Kitchen and bathroom windows are great for cacti, because they can pull additional moisture from the air as needed.
Provide plenty of circulation. Cacti don’t necessarily like drafts or stiff breezes, but they will thrive in areas where there's plenty of fresh air. You can improve the circulation in your home by running ceiling fans, opening vents, and opening windows during warmer weather.
Rotate the pot monthly. Like many plants, a cactus will grow toward the light, and this can cause uneven or distorted growth. Encourage balanced growth by providing the cactus with even light, and rotate the pot a quarter turn every month.
Water the cactus weekly during growing season. Overwatering can kill a cactus, but the plant will need weekly waterings during active growing periods. Growth phases are typically between spring and fall. When the soil feels dry to the touch, water the plant until the soil is thoroughly damp.
Don’t water if the soil is still moist, as this will cause rot and kill the plant.
Fertilize the plant weekly during the growing season. Cacti will also benefit from regular feedings during the spring, summer, and fall months. When you go to water the cactus each week, stir in a balanced 10-10-10 fertilizer before watering. Dilute the fertilizer to a quarter of the strength as recommended by the label.
Encourage the cactus to enter dormancy in winter. Fall and winter are typically dormant months for cacti. Dormancy is necessary for most plants to recoup their energy, and the rest period will encourage flower growth later on. You can help the plant enter dormancy by:
- Cutting back watering to once a month
- Stopping the regular feedings
- Moving the cactus to a cooler window (ideally between 45 and 55 °F (7 and 13 °C)
Move the cactus to a darker location if it’s getting bleached. Some cactus varieties do better with indirect sunlight. If your cactus is turning white, yellowing, or spots are turning orange, it likely means the plant is getting too much sun. Move the cactus to a window that gets less direct sun.
Move the plant to a brighter location if it’s reaching or thinning. A cactus that isn't getting enough light may start to grow toward the light, causing distorted or unbalanced growth. Another symptom is a thinning top. Move the cactus to a window that gets more direct sunlight. To prevent scorching, move a cactus to a brighter location gradually, by moving it closer to the light over a period of a few days.
Address common cactus pests. There are a few insects that can be problematic when you're growing cacti, including mealy bugs, scale, and spider mites. To get rid of these pests, rinse or mist the cactus with water to wash away the pests. Insecticides are not often useful at treating these problems.
Mealy bugs can be identified by the fuzzy patches they create on the plants, scale looks like raised brown spots, and spider mites will create whitish webs.
Growth | Repotting
Repot the cactus annually. Pick a well-draining pot that’s one size larger than the current pot.
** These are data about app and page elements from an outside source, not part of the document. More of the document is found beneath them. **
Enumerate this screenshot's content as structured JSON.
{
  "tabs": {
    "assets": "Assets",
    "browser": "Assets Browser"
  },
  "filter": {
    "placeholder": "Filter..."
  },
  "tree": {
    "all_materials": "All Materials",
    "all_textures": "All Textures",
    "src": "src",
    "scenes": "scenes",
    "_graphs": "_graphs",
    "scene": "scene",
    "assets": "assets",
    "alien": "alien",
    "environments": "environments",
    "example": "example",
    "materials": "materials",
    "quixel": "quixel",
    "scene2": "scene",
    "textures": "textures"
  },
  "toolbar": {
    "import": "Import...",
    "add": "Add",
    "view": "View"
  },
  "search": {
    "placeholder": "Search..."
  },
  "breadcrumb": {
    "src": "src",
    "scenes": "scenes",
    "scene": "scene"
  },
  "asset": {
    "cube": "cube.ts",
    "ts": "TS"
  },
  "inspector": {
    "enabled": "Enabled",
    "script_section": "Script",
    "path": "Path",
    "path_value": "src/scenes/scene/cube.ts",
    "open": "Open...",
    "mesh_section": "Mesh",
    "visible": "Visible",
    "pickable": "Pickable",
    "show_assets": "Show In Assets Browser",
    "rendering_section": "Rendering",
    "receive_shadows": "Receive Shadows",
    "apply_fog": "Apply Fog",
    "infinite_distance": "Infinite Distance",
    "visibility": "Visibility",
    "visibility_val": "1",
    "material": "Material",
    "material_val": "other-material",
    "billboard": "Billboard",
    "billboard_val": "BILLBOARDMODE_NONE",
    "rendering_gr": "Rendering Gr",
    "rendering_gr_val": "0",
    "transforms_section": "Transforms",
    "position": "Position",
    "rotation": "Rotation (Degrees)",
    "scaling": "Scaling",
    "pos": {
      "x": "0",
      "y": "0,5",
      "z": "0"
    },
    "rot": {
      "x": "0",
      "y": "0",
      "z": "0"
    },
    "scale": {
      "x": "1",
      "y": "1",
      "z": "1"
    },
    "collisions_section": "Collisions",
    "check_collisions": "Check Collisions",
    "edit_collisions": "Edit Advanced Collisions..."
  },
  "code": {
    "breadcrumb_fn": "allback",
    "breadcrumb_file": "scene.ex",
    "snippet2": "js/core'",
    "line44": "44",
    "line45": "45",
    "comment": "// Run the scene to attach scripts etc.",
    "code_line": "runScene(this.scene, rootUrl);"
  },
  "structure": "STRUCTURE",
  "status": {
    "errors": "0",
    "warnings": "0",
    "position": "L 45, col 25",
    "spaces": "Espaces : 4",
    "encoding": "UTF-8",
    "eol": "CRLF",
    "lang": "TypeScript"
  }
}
Fill the pot with cactus potting mix. Pick up your cactus, place your hand around the base of the plant, and turn the pot over to remove the cactus. Gently tap the roots to remove old soil, and prune off any dead or dried roots. Place the cactus in the new pot and firm the soil around the base with your hands.
For the first two weeks after transplanting, don’t water the cactus, and keep it in a bright location that’s protected from direct sunlight.